Basics of Key Signatures on the Guitar
Generally, major keyed songs on the guitar center on the 1st degree of the major scale, while minor keyed songs center on the 6th degree. However, you can also center music on one of the other major scale degrees. As a result, you can’t assume that a major key is always Ionian or that a minor key is always Aeolian.
How to look past the key signature to figure out a song’s mode
Here’s where things get tricky. Although the major scale has multiple modes, musicians generally think of and notate music as being in only the relative major and relative minor, even when another mode is being used.
So songs in the major modes (Ionian, Lydian, and Mixolydian) are all treated as if they were plain major, or in Ionian mode, while songs in the minor modes (Dorian, Phrygian, and Aeolian) are all treated as if they were natural minor, or in Aeolian mode.
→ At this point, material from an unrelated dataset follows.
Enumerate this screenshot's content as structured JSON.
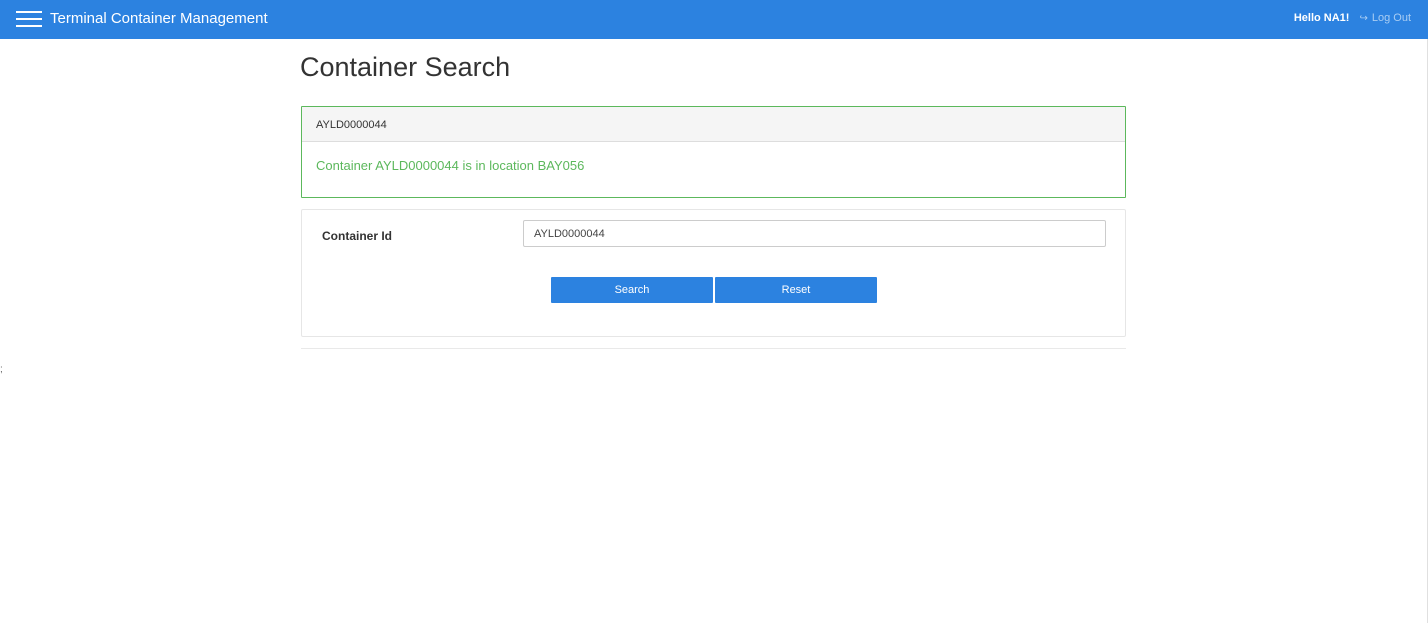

Music publishers generally disregard the mode and write everything as if it were in a plain major or natural minor key, going off of the tonic chord. For example, if a piece of music centers on a G chord, it’s notated with a key signature reflecting the G major scale even if it’s really G Lydian or G Mixolydian.
If a piece of music centers on an Em chord, it’s notated with the signature E natural minor even if it’s E Dorian or E Phrygian. Then any accidentals (sharps, flats, or natural signs) are used for notes that fall outside of the key signature. As a result, you receive no initial instruction that the music is based in a scale other than the scale reflected in the key signature.
Take the song “Seven Bridges Road” by the Eagles, for example. The primary chord progression is in D Mixolydian mode. The notes and chords are from the G major scale (G-A-B-C-D-E-Fs), and the 5th scale degree, D, functions as the tonic. Because the tonic chord is D, music publishers notate the song as if it were in a plain D major key signature, which includes two sharps, Fs and Cs.
Then every time a C-natural note occurs in the music, both in the melody and in the chords, they specially mark it with a natural sign (n) to cue you not to use the Cs note reflected in the key signature here.
If this were written with a key signature for G major, you wouldn’t need any accidentals. But, alas, things are never that easy.
Publishers often use the same technique when a piece of music is in Lydian; they write it as if it were plain major and then rely on accidentals to make any changes. For example, C Lydian, which is drawn from the G major scale, is written with a key signature of C, implying the plain C major scale. A sharp sign appears each time an Fs occurs throughout the music.
The same thing happens in minor keys, too. Take, for example, “Oye Como Va” by Santana. This song centers on an Am chord and is said to be in the key of A minor. However, saying A minor implies A natural minor, the relative minor of C major. That’s incorrect. A natural minor features an F-natural and produces a Dm chord.
But this song features Fss and D major chords. The parent major scale is really G major. Nevertheless, you usually see this song marked with a key signature of A minor with sharp signs next to all the F notes used in the score as seen here.
Note: If this were written with a key signature for G major, you wouldn’t need any accidentals. You can expect to see the same technique used with Phrygian; it’s notated as natural minor and then corrected with accidentals.
One reason that using the relative major and minor keys is standard among musicians is that music often draws from more than one scale. Modal interchange is a common composition technique that mixes different parallel scales (scales that each draw from a different parent major scale yet center on the same pitch). For example, G major, G Lydian (D major scale), and G Mixolydian (C major scale) are parallel scales.